Intel Core i3-10300 and i3-10100 Cinebench Scores Surface, Compared with Ryzen 3 3300X and 3100

Intel is giving finishing touches to its 10th generation Core i3 desktop processors based on the "Comet Lake" microarchitecture. These upcoming socket LGA1200 processors are 4-core/8-thread, and see the debut of HyperThreading and Turbo Boost technologies to the Core i3 desktop processor brand extension. The i3-10100 is an entry-level part clocked at 3.60 GHz with 4.30 GHz boost; while the i3-10300 is clocked higher with 3.70 GHz nominal and 4.40 GHz boost frequency. The TDP of both parts is rated at 65 W. Besides clock speeds, the two parts are differentiated with L3 cache amount, with the i3-10100 featuring 6 MB, and the i3-10300 featuring 8 MB. Cinebench R20 scores of the two chips were leaked to the web by CPU-Monkey.

The i3-10100 reportedly scores 448 points in the single-thread, and 2284 points in the multi-threaded test. The i3-10300, on the other hand, scores 457 points in the single-threaded test, and 2330 points in the multi-threaded test. The same source also claims to have tested the upcoming 3rd generation AMD Ryzen 3 "Matisse" 4-core/8-thread processor series, with the Ryzen 3 3100 scoring 444 points single-thread and 2154 points multi-threaded; and the Ryzen 3 3300X scoring 491 points single-thread, and 2341 points multi-threaded. If these scores hold true, it's game on between the two companies' entry-level chips.

AMD Ryzen 3 3300X Isn't Just a Speed-Bump of the 3100: CCX Gymnastics at Play

AMD has announced its Ryzen 3 "Matisse" quad-core desktop processors, with two SKUs in the pipe, the $99 Ryzen 3 3100 and the $120 Ryzen 3 3300X. Both are 4-core/8-thread parts spaced apart by clock-speeds, or so we thought. According to an alleged AMD presentation slide leaked to the web, the differentiation between the two runs deeper than that. Both chips are based on the "Matisse" multi-chip module, with a single 8-core "Zen 2" chiplet that has four disabled cores. How AMD goes about disabling these cores appears to be the secret sauce behind the "X" on the 3300X.

Inside each "Zen 2" chiplet, the 8 cores are spread between two 4-core CCX (compute complexes). On the 3100, AMD disabled two cores per CCX, and halved the 16 MB L3 cache per CCX. So it ends up with a 2+2 core CCX configuration, 8+8 MB of L3 cache adding up to 16 MB. The 3300X takes the more scenic route. An entire CCX is disabled, all four cores are part of the same CCX. This design lowers inter-core latency among the cores, and more importantly. gives each of the four cores access to 16 MB of shared L3 cache. And then there's the speed-bump.

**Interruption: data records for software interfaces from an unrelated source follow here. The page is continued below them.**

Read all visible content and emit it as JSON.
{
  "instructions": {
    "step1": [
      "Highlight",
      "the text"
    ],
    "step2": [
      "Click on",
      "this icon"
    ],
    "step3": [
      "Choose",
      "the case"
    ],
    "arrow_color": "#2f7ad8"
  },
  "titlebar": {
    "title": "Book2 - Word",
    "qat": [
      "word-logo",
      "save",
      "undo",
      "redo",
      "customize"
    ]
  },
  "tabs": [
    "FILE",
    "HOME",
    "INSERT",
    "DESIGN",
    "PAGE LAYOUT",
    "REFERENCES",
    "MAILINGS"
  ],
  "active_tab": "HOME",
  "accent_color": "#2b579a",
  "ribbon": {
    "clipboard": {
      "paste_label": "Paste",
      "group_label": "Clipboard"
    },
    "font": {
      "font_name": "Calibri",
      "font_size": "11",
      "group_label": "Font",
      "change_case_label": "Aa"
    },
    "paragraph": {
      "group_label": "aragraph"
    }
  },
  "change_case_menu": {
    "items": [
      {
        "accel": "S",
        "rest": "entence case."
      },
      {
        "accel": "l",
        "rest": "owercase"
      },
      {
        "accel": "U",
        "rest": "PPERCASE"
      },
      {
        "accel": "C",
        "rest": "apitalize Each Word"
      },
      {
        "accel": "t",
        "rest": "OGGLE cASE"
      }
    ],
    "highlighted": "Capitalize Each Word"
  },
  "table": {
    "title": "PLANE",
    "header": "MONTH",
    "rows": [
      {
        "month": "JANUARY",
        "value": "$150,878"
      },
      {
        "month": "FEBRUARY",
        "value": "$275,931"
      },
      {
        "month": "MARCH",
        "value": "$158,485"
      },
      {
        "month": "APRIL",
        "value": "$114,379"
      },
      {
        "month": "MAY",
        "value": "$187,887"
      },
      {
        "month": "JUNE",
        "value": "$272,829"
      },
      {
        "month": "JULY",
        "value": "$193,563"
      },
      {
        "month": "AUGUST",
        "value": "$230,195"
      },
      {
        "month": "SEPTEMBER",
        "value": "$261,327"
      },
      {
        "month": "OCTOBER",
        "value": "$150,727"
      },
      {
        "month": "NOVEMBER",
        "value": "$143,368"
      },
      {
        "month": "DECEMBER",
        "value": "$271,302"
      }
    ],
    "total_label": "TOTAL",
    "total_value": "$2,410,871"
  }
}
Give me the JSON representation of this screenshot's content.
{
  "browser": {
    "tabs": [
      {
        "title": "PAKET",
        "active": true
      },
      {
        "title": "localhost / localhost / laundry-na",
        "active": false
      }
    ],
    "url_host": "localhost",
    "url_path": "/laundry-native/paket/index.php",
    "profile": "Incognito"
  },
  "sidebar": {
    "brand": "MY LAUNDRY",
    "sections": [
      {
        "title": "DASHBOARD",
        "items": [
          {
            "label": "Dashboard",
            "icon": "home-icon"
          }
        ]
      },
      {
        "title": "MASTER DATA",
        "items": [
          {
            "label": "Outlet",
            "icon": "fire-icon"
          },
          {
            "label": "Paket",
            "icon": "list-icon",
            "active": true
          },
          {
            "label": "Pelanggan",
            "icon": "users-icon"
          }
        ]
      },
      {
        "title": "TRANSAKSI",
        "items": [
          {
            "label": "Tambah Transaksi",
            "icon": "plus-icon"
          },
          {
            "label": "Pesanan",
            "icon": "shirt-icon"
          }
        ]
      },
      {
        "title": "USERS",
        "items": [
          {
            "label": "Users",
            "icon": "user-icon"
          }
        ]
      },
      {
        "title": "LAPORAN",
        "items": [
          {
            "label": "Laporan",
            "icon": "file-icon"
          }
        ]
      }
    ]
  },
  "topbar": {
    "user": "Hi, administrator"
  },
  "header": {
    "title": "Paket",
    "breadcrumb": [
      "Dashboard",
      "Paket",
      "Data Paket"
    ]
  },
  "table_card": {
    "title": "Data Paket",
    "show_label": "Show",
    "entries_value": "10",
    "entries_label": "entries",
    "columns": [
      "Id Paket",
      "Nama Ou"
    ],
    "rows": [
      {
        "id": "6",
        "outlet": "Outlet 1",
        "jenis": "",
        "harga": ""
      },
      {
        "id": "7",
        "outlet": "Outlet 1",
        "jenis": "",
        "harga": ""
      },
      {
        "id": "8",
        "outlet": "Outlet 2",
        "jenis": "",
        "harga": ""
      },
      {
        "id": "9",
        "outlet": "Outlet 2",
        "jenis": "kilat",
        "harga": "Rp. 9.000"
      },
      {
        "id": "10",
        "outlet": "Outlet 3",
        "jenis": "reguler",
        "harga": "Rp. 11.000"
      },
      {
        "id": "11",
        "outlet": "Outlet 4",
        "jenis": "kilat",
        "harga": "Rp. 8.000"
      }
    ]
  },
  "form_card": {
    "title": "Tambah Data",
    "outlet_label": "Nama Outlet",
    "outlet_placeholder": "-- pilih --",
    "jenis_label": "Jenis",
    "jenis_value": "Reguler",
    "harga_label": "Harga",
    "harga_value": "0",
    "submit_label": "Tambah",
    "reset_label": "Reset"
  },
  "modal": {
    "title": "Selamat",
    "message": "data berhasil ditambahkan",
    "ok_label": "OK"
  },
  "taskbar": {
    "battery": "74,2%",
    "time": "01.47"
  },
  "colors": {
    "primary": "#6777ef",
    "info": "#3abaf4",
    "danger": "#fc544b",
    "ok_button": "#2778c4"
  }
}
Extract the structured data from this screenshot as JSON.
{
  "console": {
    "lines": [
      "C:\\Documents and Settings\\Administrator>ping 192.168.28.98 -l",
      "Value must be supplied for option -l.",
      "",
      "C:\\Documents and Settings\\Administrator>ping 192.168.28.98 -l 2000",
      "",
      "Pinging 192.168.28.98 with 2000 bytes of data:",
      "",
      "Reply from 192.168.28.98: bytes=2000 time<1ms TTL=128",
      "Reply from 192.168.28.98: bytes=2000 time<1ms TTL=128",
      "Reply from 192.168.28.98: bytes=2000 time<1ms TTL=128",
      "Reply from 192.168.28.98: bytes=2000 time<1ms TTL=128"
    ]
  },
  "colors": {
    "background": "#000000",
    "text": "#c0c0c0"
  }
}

This goes a long way in explaining how the 3300X is shown within striking distance of the Core i7-7700K in leaked Cinebench scores, and could provide a formidable gaming processor in the lower end.
AMD Ryzen 3 3100 3300X CCD Configuration

AMD Ryzen 3 3300X Single Core Cinebench Score Suggests Performance Close to i7-7700K

Intel's Core i7-7700K "Kaby Lake" quad-core processor may fall significantly behind its 9th generation successor and today's Ryzen 7 chips, but it remains a formidable piece of silicon for strictly-gaming builds. Can it be bested by a $120 AMD Ryzen 3 3300X? A leaked, alleged Cinebench R15 score suggests that something very fascinating is brewing at AMD. The score points to the i7-7700K having a single-thread score just 0.5 percent higher than the 3300X, which means the multi-threaded score of the 4-core/8-thread AMD chip could end up within striking distance of the i7-7700K.

If this holds up, then AMD has a shot at bringing i7-7700K levels of gaming performance down to $120 (SEP). That would have the potential to seriously disrupt the sub-$200 processor market for gamers, enabling them to build fairly powerful 1440p (or higher) gaming builds. The low price will also let builders allocate more money to the graphics card. Adding to its gaming credentials could be the fact that the "Matisse" MCM features PCI-Express gen 4.0 x16 when paired with an X570 or upcoming B550 chipset motherboard, as detailed in AMD's announcement of the processor. The Ryzen 3 3300 is a 4-core/8-thread processor based on the "Zen 2" microarchitecture, clocked at 3.80 GHz, with 4.30 GHz boost frequency, and featuring 18 MB of total cache. It is expected to be available from May 2020.
Return to Keyword Browsing